Speaking of Greece our time in the States is coming to an end this weekend.  It is time to return to our other village.  The next time you hear from these two 'village people' will be after we are settled back into our Stone House on the Hill. Until then, safe travels to you and yours ~

Linking sometime in the next few weeks with:

Through My Lens
Our World Tuesday
Wordless Wednesday






12 comments:

  1. Sounds like you've found good landing spots in both of your chosen nations. Safe travels!

    ReplyDelete
    Replies
    1. Yes, it would be 100 percent perfect if they were just a bit closer to each other! Sounds like you've got a good life going as well in your island getaway.

      Delete
  2. This comment has been removed by a blog administrator.

    ReplyDelete
  3. This comment has been removed by a blog administrator.

    ReplyDelete
  4. I do see a bit of Mayberry charm in them both! Beautiful photos!

    ReplyDelete
    Replies
    1. I binge watched while in the States, the old Andy Griffith show, and fell in love with Mayberry all over again!

      Delete
  5. I loved reading all the parallels of your two villages! It brings home the fact that we are much more alike than different, no matter where in the world we are! You are blessed to have found the perfect blend of life in the U.S. and in Greece. Safe travels to your other "home!"

    ReplyDelete
    Replies
    1. We are blessed to have such warm and inviting communities on both sides of the earth. Thanks for the travel wishes and for taking time to leave a comment.

      Delete
  6. It is interesting to see your comparisons between there two cities that lie so far apart from one another. We are glad to hear that you have found places to feel completely like village people in both continents.

    ReplyDelete
    Replies
    1. We are pretty certain the big city won't be calling out as it used to!

      Delete
  7. I guess there's just something universal about small towns like Manson and your Greek village. And it makes me think we should consider a smaller town to retire in!

    ReplyDelete
  8. We certainly recommend small town life. . .with trips to the city to keep the pace of life a bit more interesting!

    ReplyDelete

We have been having problems in recent weeks with our comment section and I am not quite sure how to fix it. Thanks for letting us know.
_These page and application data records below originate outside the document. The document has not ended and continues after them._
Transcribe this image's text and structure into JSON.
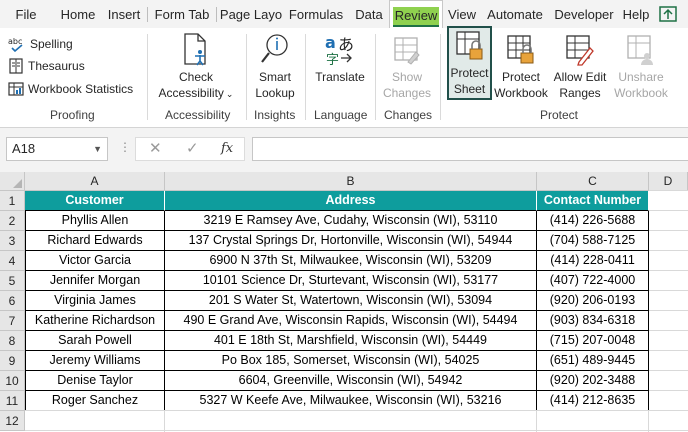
{
  "menu": {
    "tabs": [
      "File",
      "Home",
      "Insert",
      "Form Tab",
      "Page Layo",
      "Formulas",
      "Data",
      "Review",
      "View",
      "Automate",
      "Developer",
      "Help"
    ],
    "active_tab": "Review"
  },
  "ribbon": {
    "proofing": {
      "spelling": "Spelling",
      "thesaurus": "Thesaurus",
      "workbook_statistics": "Workbook Statistics",
      "label": "Proofing"
    },
    "accessibility": {
      "check_line1": "Check",
      "check_line2": "Accessibility",
      "label": "Accessibility"
    },
    "insights": {
      "smart_line1": "Smart",
      "smart_line2": "Lookup",
      "label": "Insights"
    },
    "language": {
      "translate": "Translate",
      "label": "Language"
    },
    "changes": {
      "show_line1": "Show",
      "show_line2": "Changes",
      "label": "Changes"
    },
    "protect": {
      "sheet_line1": "Protect",
      "sheet_line2": "Sheet",
      "workbook_line1": "Protect",
      "workbook_line2": "Workbook",
      "allow_line1": "Allow Edit",
      "allow_line2": "Ranges",
      "unshare_line1": "Unshare",
      "unshare_line2": "Workbook",
      "label": "Protect"
    }
  },
  "formula_bar": {
    "name_box": "A18",
    "fx_symbol": "fx",
    "cancel_symbol": "✕",
    "enter_symbol": "✓",
    "value": ""
  },
  "sheet": {
    "columns": [
      "A",
      "B",
      "C",
      "D"
    ],
    "rows": [
      "1",
      "2",
      "3",
      "4",
      "5",
      "6",
      "7",
      "8",
      "9",
      "10",
      "11",
      "12"
    ],
    "headers": [
      "Customer",
      "Address",
      "Contact Number"
    ],
    "data": [
      [
        "Phyllis Allen",
        "3219 E Ramsey Ave, Cudahy, Wisconsin (WI), 53110",
        "(414) 226-5688"
      ],
      [
        "Richard Edwards",
        "137 Crystal Springs Dr, Hortonville, Wisconsin (WI), 54944",
        "(704) 588-7125"
      ],
      [
        "Victor Garcia",
        "6900 N 37th St, Milwaukee, Wisconsin (WI), 53209",
        "(414) 228-0411"
      ],
      [
        "Jennifer Morgan",
        "10101 Science Dr, Sturtevant, Wisconsin (WI), 53177",
        "(407) 722-4000"
      ],
      [
        "Virginia James",
        "201 S Water St, Watertown, Wisconsin (WI), 53094",
        "(920) 206-0193"
      ],
      [
        "Katherine Richardson",
        "490 E Grand Ave, Wisconsin Rapids, Wisconsin (WI), 54494",
        "(903) 834-6318"
      ],
      [
        "Sarah Powell",
        "401 E 18th St, Marshfield, Wisconsin (WI), 54449",
        "(715) 207-0048"
      ],
      [
        "Jeremy Williams",
        "Po Box 185, Somerset, Wisconsin (WI), 54025",
        "(651) 489-9445"
      ],
      [
        "Denise Taylor",
        "6604, Greenville, Wisconsin (WI), 54942",
        "(920) 202-3488"
      ],
      [
        "Roger Sanchez",
        "5327 W Keefe Ave, Milwaukee, Wisconsin (WI), 53216",
        "(414) 212-8635"
      ]
    ]
  },
  "colors": {
    "header_fill": "#0e9d9d",
    "review_highlight": "#8fd14f",
    "excel_green": "#1e7145"
  }
}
Some comments have been coming in as emails, so I will respond to those as I get them.

LinkWithin

Related Posts Plugin for WordPress, Blogger...